2: an ability to recover from or adjust easily to misfortune or changehttps://www.merriam-webster.com/dictionary/resilience
Avoid seeing crises as insurmountable problems
Some people experience standing in front of a counter and not being understood as quite stressful. The queue behind you is growing and people are watching. You feel your stress level rising.
Stress changes how you interpret and respond to things. Maybe you frown and mutter some words better not said but which you think are not understood anyway so you can get away with doing it.
My strategy is to be patient, try a few different ways and stay friendly. With my rice ball situation I switched from asking what is sweet a few times to what was in it and that did the trick as the person knew the English word for beans and sausage. A small achievement, but it made everyone feel very good.
If everything fails and you feel you are not getting anywhere, just make the decision to either choose something or walk away. Any decision is good as it is about making one that matters. If what you choose was horrible you know not to choose that next time. If you end up hungry then you know that next time you should choose something.
Accept that change is part of living
Sometimes that what you wanted may no longer be attainable. When circumstances cannot be changed, accept it and focus on what you can change.
I came to Dili determined to live on my own. The one-bedroom unit they took me to see was nice, but the in-country security briefing started me thinking. I read about safety in East Timor months ago but until I arrived here, it did not really sink in. The fact is that as a woman in Dili it is safer to share. I made the decision that safety comes first so for a while I am fine to constrict my life to a bedroom only.

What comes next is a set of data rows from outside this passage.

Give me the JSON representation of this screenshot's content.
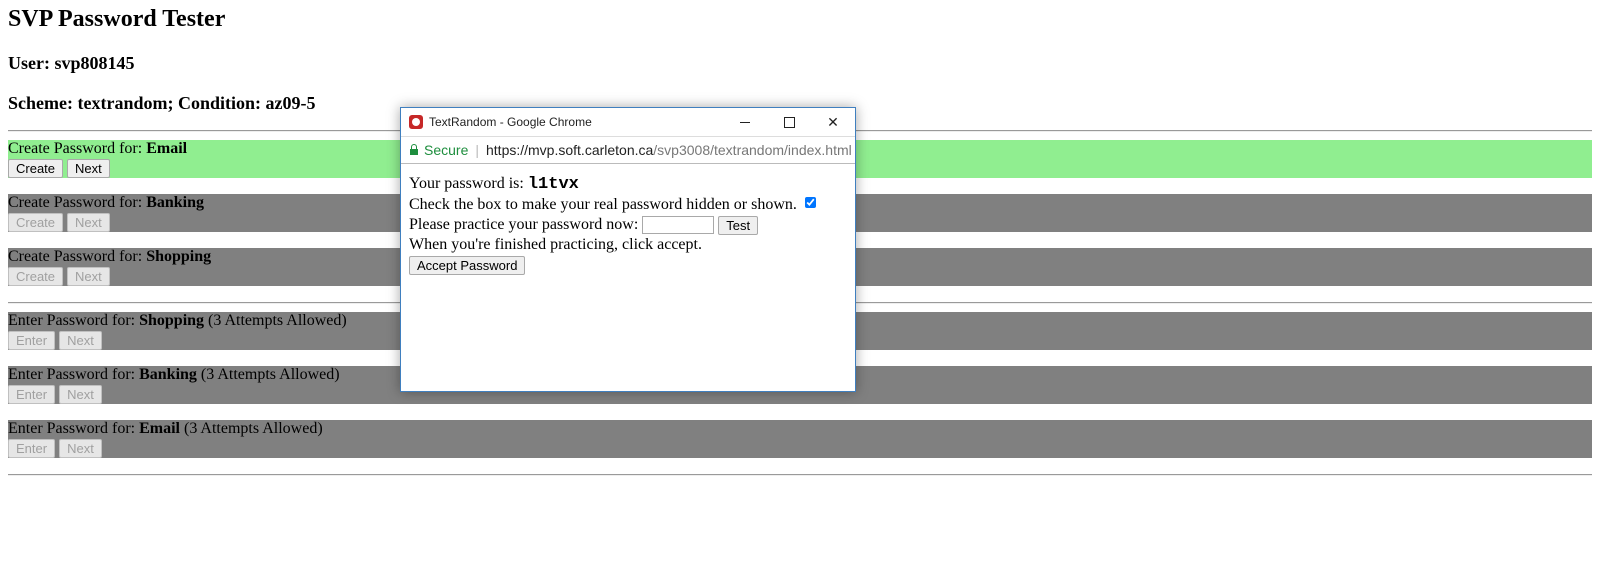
{
  "header": {
    "title": "SVP Password Tester",
    "user_line": "User: svp808145",
    "scheme_line": "Scheme: textrandom; Condition: az09-5"
  },
  "create_rows": [
    {
      "prefix": "Create Password for: ",
      "account": "Email",
      "create_label": "Create",
      "next_label": "Next",
      "state": "active"
    },
    {
      "prefix": "Create Password for: ",
      "account": "Banking",
      "create_label": "Create",
      "next_label": "Next",
      "state": "disabled"
    },
    {
      "prefix": "Create Password for: ",
      "account": "Shopping",
      "create_label": "Create",
      "next_label": "Next",
      "state": "disabled"
    }
  ],
  "enter_rows": [
    {
      "prefix": "Enter Password for: ",
      "account": "Shopping",
      "suffix": " (3 Attempts Allowed)",
      "enter_label": "Enter",
      "next_label": "Next"
    },
    {
      "prefix": "Enter Password for: ",
      "account": "Banking",
      "suffix": " (3 Attempts Allowed)",
      "enter_label": "Enter",
      "next_label": "Next"
    },
    {
      "prefix": "Enter Password for: ",
      "account": "Email",
      "suffix": " (3 Attempts Allowed)",
      "enter_label": "Enter",
      "next_label": "Next"
    }
  ],
  "popup": {
    "window_title": "TextRandom - Google Chrome",
    "secure_label": "Secure",
    "url_host": "https://mvp.soft.carleton.ca",
    "url_path": "/svp3008/textrandom/index.html",
    "password_prefix": "Your password is: ",
    "password_value": "l1tvx",
    "checkbox_text": "Check the box to make your real password hidden or shown.",
    "checkbox_checked": true,
    "practice_text": "Please practice your password now: ",
    "practice_value": "",
    "test_label": "Test",
    "finish_text": "When you're finished practicing, click accept.",
    "accept_label": "Accept Password"
  },
  "colors": {
    "active_row": "#90ee90",
    "disabled_row": "#808080",
    "window_border": "#3f7fbf",
    "secure_green": "#1e8e3e"
  }
}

I usually find that acceptance and control over what I can change brings a benefit. In my case, sharing costs less so I will save money. This I will spend on special things for myself to compensate for the loss of some independence, like a nice massage or a day at the pool in a luxurious hotel. Paying attention to my needs and feelings, by doing enjoyable and relaxing things, help in dealing with situations that require resilience.
Take decisive action
Waiting for the right time is not the same as avoidance or detachment. I remember walking along the lake in the evening, again discussing opening a shop. I said: it is not that I do not want one, it is that for me the time is not there yet. One year later I opened my Gallery and it was beautiful. For me it took some preparation to build up the resilience so I could deal with the problems and stresses that come with being fully self-employed.
Procrastination sometimes works, hoping for problems and stresses to go away does not. Only when you do something, something happens and what better than having control over what that something will be.
I decided on the rice ball, on the share house, on everything that I packed to bring with me, on going to East Timor, on switching focus in my career, on having children, on cutting my hair, on doing yoga, on moving to Spain in 1985 and on opening a Gallery when I did.
Decision-making breeds confidence in your ability to solve problems. Even small decisions do this and trusting your instincts builds resilience.
Keep things in perspective
Everything happens in a broader context so I avoid blowing something out of proportion. Sometimes I am just the unfortunate person in the midst of it. The cake shop only serves locals so why should I expect them to speak English?
When I took a step back from my determination to live alone, I saw what living that way would mean for my daily life in Dili. Being here in Dili made it clear that the benefits of living alone did not weigh up against safety risks and potential social isolation.
“So what if my share experience is not what I expect either? Then I will solve the problem with yet another decision, building ever more resilience. “Carina – Feb 2020